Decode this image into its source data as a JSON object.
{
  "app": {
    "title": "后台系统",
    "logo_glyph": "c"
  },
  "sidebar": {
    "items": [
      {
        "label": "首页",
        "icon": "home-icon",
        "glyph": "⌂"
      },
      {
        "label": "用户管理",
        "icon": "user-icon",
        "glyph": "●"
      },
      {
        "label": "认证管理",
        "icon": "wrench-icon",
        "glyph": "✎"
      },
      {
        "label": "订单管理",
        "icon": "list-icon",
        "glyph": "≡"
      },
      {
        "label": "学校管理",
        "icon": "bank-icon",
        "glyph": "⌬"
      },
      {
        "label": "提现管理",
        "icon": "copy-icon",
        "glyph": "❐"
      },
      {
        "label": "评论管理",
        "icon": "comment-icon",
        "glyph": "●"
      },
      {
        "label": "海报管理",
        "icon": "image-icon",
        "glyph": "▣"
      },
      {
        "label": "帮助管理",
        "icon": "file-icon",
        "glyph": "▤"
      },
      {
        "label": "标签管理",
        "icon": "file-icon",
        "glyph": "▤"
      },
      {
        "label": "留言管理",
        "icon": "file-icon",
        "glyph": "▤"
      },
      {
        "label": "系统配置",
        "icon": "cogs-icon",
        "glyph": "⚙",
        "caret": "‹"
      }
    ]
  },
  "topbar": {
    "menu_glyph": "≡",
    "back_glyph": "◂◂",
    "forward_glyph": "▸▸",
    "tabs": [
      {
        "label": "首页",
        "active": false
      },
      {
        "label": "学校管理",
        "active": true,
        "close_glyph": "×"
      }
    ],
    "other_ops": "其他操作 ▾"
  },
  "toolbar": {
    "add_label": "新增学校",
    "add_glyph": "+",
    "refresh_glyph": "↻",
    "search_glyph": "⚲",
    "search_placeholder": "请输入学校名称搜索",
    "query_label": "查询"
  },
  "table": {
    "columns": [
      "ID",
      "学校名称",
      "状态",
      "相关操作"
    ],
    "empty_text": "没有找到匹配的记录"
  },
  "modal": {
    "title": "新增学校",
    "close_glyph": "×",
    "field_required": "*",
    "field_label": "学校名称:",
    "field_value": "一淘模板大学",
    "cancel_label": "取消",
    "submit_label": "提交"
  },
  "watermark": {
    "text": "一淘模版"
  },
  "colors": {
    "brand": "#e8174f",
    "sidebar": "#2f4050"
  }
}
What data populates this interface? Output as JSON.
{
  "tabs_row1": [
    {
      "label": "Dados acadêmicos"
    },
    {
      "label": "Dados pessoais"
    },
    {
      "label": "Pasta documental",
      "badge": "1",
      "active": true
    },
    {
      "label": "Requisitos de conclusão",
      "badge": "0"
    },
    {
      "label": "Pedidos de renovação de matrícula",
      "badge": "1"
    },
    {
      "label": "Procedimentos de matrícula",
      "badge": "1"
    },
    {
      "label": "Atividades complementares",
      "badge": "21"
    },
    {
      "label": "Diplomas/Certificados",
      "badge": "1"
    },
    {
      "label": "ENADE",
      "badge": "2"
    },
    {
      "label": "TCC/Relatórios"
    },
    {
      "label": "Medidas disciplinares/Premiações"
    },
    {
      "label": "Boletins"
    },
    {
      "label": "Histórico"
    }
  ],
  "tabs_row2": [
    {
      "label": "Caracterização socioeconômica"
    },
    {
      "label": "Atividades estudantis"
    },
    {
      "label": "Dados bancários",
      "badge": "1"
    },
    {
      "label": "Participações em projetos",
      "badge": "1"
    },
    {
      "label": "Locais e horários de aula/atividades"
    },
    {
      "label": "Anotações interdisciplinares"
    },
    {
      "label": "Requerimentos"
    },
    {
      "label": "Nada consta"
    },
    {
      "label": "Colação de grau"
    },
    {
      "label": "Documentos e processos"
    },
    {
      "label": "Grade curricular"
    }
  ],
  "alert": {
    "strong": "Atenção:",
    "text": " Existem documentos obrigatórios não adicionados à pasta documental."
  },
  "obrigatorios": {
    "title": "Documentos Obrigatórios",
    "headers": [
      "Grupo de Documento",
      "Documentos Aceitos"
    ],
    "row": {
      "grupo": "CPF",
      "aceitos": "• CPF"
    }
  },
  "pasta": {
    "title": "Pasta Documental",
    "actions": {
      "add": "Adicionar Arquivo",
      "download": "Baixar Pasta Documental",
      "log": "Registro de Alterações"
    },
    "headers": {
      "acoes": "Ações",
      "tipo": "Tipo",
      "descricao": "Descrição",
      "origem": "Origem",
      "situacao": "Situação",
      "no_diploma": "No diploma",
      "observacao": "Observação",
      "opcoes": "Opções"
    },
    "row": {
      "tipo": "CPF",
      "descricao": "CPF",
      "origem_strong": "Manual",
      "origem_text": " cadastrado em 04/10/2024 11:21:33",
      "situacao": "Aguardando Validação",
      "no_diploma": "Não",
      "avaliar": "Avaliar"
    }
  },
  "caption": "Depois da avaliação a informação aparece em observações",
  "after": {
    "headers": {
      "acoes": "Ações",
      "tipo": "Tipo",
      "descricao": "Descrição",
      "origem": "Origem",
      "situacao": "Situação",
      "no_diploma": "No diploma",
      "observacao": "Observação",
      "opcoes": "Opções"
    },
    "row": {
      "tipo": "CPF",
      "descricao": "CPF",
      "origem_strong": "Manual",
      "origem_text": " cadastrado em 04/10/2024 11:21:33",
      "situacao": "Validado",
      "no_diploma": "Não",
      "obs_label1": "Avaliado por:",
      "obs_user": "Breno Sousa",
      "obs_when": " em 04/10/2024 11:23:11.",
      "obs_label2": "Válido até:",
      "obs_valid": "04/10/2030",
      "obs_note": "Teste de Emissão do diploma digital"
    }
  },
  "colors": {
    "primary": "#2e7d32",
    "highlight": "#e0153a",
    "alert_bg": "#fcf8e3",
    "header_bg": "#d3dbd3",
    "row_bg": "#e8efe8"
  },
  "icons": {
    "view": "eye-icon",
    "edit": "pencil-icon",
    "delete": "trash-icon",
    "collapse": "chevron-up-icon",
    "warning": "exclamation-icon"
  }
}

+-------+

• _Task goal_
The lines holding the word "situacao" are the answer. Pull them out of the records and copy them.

• _Reply to the task_
      "situacao": "Situação",
      "situacao": "Aguardando Validação",
      "situacao": "Situação",
      "situacao": "Validado",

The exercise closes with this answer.